There is a giant debt bubble looming over the Chinese economy. Despite measures by the Chinese government to reform, China’s private sector rely heavily on state lending on state banks. With debt mounting at twice the rate of growth, I’ve decided to do an in-depth analysis into China’s debt and what it is made up of, to better understand the underlying factors of the second-biggest economy in the world.
China amounts to 1 out of the 3 percent growth of global GBP growth. The nation amounts to half of the demand for overall commodities. If China were to tumble into a recession it would create a vacuum that would suck the word down with it.
It is important to understand that the Chinese government is trying to slow the expansion of government debt. However, to do so, the government have had to curtail the amount of credit given. This halt on the flow of money has contributed to the slow-down of China’s economy.

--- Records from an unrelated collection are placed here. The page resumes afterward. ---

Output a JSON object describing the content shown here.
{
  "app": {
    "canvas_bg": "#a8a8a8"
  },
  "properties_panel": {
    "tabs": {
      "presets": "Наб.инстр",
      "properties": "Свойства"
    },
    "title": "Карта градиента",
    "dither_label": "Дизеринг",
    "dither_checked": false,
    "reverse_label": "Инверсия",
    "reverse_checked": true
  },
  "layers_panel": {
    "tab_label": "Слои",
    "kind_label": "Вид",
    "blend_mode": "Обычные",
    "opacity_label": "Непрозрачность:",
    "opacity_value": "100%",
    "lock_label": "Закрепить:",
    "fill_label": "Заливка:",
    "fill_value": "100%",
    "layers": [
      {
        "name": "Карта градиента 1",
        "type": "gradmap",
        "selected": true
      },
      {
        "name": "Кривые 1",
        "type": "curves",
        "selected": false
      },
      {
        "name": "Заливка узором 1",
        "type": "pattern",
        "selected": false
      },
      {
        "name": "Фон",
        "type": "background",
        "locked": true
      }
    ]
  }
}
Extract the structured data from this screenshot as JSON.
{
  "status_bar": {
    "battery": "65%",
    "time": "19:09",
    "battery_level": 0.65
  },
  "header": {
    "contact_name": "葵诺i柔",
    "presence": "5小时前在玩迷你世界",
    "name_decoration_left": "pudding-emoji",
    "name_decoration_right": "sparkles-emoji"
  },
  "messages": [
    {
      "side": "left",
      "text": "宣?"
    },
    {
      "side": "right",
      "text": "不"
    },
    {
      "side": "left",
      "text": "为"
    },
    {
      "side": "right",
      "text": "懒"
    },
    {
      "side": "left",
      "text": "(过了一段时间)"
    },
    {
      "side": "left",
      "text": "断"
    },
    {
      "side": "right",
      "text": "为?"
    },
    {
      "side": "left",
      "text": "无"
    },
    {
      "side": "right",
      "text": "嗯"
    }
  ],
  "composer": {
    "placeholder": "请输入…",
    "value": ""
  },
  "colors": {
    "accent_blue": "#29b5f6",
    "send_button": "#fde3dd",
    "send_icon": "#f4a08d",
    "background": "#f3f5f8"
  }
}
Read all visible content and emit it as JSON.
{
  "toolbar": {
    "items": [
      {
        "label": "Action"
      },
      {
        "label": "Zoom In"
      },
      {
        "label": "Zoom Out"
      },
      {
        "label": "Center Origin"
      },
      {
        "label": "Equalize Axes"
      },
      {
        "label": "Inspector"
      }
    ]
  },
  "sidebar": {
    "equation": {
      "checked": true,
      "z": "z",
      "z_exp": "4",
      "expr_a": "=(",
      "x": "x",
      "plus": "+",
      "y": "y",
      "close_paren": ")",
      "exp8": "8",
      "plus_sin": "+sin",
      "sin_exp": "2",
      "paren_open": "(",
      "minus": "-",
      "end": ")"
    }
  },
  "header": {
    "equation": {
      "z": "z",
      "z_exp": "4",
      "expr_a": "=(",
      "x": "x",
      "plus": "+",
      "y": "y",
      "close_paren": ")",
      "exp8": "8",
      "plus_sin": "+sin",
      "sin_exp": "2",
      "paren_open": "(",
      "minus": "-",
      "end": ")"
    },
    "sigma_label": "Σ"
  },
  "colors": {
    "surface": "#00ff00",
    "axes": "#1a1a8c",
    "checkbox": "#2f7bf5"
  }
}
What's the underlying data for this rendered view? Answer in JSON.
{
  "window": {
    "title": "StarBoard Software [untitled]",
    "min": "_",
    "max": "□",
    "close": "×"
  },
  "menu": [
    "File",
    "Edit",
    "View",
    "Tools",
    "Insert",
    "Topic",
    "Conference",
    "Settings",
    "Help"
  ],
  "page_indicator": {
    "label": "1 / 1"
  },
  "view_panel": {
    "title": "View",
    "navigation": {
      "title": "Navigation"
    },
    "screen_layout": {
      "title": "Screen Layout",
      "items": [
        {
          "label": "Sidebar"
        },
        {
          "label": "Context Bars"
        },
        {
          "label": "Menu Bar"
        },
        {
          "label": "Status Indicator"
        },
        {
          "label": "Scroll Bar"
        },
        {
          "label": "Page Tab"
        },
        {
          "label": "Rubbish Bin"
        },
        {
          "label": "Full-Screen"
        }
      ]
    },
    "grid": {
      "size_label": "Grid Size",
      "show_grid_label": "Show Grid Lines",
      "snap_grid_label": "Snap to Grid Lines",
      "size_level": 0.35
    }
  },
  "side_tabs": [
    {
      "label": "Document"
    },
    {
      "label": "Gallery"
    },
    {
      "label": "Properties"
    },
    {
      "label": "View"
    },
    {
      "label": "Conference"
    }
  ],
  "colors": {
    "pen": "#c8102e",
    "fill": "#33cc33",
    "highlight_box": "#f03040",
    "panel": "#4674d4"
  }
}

This deleveraging is to help combat the debt expansion that helped stimulate growth that China has accumulated since 2007-2014 increase in credit. Which helped to increase growth in China.
China started to shift the focus of its economic stimulus from infrastructure and to consumption. The move is a difficult one, in that an overheated segment of an economy is hard to quench if there is still a profit margin to be made.
The obstacle that china faces is to cut off investment for overstimulated markets, such as their infrastructure market which has fuelled a property bubble. However, while reducing the credit available to more protective sectors, such as biotechnology. The problem in China is not over investment, it is that investment is imbalanced.
Leading on from that is the quality of china’s accumulated debt. There was a fast credit expansion of in China’s economy which gave way to the erosion of underlying standards.
Much of China’s debt stems from the private sector whose profitability is widely declined. China’s private sector is made up of mostly export-driven companies. The export industry is decreasing following global financial turbulence and weaker demand across the world. Additionally, much of the outgoing credit has been plunged into declining industries such as heavy industry.
The Chinese economy has entered into the Ponzi-phase of financing – whereby cashflows cover neither interest nor the principal or their loans – meaning that they are relying on the appreciation of their assets. Should this inflation not occur, the firms will be left exposed. Chinese companies are now acquiring new debt to pay for their previous debt.
If you want to slow down debt expansion you will slow down the expansion of the economy, which is the policy dilemma china faces today. Cutting off credit flow to the public sector will reduce investment, slowing down the economy.
Additionally, even though Chinese governments have been reducing interest rates, the interest expenses growth rate is still the highest amongst emerging economies, at 27.8%.
However, one of the main catapults of financial crisis in emerging economies in the past has been the accumulation of external or foreign debt. China paints a different picture to that, which a manageable external debt of when compared with GDP.
It is estimated that China accumulates 4 trillion dollars in foreign exchange reserves.
Budget deficit as a percentage of GDP is estimated to be about 18%, which again, is manageable. The government have the capital necessary to re-capitalise banks if needs be.
As the renowned economist, Hyman Minsky put it in his financial-instability hypothesis – periods of stability breeds periods of financial stability as markets find it impossible to resist the urge to take on more debt in times of financial growth.
China are in a cycle of this boom and bust periods however, its government seem to be equipped to recapitalise banks and pay back debt, if necessary.